*** SUPPLIED DATA ***
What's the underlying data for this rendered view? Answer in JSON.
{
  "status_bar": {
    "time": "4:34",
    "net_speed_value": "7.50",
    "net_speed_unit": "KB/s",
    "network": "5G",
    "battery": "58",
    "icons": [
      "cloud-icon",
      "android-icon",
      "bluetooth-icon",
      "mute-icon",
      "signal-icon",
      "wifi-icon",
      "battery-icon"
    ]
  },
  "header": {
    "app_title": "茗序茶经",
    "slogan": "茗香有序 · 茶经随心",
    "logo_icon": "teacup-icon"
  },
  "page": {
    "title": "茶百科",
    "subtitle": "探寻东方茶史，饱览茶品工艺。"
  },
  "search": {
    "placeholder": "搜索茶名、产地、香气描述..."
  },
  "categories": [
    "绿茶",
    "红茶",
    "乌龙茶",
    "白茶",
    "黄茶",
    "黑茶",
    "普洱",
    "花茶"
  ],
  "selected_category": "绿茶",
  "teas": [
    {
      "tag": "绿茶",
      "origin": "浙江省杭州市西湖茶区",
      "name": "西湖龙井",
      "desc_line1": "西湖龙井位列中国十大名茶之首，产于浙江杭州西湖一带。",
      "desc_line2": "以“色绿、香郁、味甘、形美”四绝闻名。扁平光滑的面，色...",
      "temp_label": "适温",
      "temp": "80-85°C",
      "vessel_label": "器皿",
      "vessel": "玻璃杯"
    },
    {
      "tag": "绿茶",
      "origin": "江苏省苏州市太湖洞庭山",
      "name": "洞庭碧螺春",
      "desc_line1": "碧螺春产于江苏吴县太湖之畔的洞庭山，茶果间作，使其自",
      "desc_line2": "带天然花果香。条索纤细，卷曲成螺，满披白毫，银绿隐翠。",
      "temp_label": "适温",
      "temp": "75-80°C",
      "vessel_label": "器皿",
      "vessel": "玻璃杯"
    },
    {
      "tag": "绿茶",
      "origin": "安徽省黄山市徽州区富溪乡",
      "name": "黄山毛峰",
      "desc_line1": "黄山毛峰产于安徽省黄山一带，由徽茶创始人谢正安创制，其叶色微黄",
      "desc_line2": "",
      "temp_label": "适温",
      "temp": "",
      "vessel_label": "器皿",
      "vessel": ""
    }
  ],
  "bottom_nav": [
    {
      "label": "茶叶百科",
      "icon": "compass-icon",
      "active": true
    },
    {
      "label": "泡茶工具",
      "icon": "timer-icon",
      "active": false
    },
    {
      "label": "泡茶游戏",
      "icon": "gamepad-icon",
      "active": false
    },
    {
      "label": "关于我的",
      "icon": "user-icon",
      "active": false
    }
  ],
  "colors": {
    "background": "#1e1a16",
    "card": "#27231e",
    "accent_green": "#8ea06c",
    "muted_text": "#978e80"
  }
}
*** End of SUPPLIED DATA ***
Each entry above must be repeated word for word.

### RESULT OF THE TASK
What's the underlying data for this rendered view? Answer in JSON.
{
  "status_bar": {
    "time": "4:34",
    "net_speed_value": "7.50",
    "net_speed_unit": "KB/s",
    "network": "5G",
    "battery": "58",
    "icons": [
      "cloud-icon",
      "android-icon",
      "bluetooth-icon",
      "mute-icon",
      "signal-icon",
      "wifi-icon",
      "battery-icon"
    ]
  },
  "header": {
    "app_title": "茗序茶经",
    "slogan": "茗香有序 · 茶经随心",
    "logo_icon": "teacup-icon"
  },
  "page": {
    "title": "茶百科",
    "subtitle": "探寻东方茶史，饱览茶品工艺。"
  },
  "search": {
    "placeholder": "搜索茶名、产地、香气描述..."
  },
  "categories": [
    "绿茶",
    "红茶",
    "乌龙茶",
    "白茶",
    "黄茶",
    "黑茶",
    "普洱",
    "花茶"
  ],
  "selected_category": "绿茶",
  "teas": [
    {
      "tag": "绿茶",
      "origin": "浙江省杭州市西湖茶区",
      "name": "西湖龙井",
      "desc_line1": "西湖龙井位列中国十大名茶之首，产于浙江杭州西湖一带。",
      "desc_line2": "以“色绿、香郁、味甘、形美”四绝闻名。扁平光滑的面，色...",
      "temp_label": "适温",
      "temp": "80-85°C",
      "vessel_label": "器皿",
      "vessel": "玻璃杯"
    },
    {
      "tag": "绿茶",
      "origin": "江苏省苏州市太湖洞庭山",
      "name": "洞庭碧螺春",
      "desc_line1": "碧螺春产于江苏吴县太湖之畔的洞庭山，茶果间作，使其自",
      "desc_line2": "带天然花果香。条索纤细，卷曲成螺，满披白毫，银绿隐翠。",
      "temp_label": "适温",
      "temp": "75-80°C",
      "vessel_label": "器皿",
      "vessel": "玻璃杯"
    },
    {
      "tag": "绿茶",
      "origin": "安徽省黄山市徽州区富溪乡",
      "name": "黄山毛峰",
      "desc_line1": "黄山毛峰产于安徽省黄山一带，由徽茶创始人谢正安创制，其叶色微黄",
      "desc_line2": "",
      "temp_label": "适温",
      "temp": "",
      "vessel_label": "器皿",
      "vessel": ""
    }
  ],
  "bottom_nav": [
    {
      "label": "茶叶百科",
      "icon": "compass-icon",
      "active": true
    },
    {
      "label": "泡茶工具",
      "icon": "timer-icon",
      "active": false
    },
    {
      "label": "泡茶游戏",
      "icon": "gamepad-icon",
      "active": false
    },
    {
      "label": "关于我的",
      "icon": "user-icon",
      "active": false
    }
  ],
  "colors": {
    "background": "#1e1a16",
    "card": "#27231e",
    "accent_green": "#8ea06c",
    "muted_text": "#978e80"
  }
}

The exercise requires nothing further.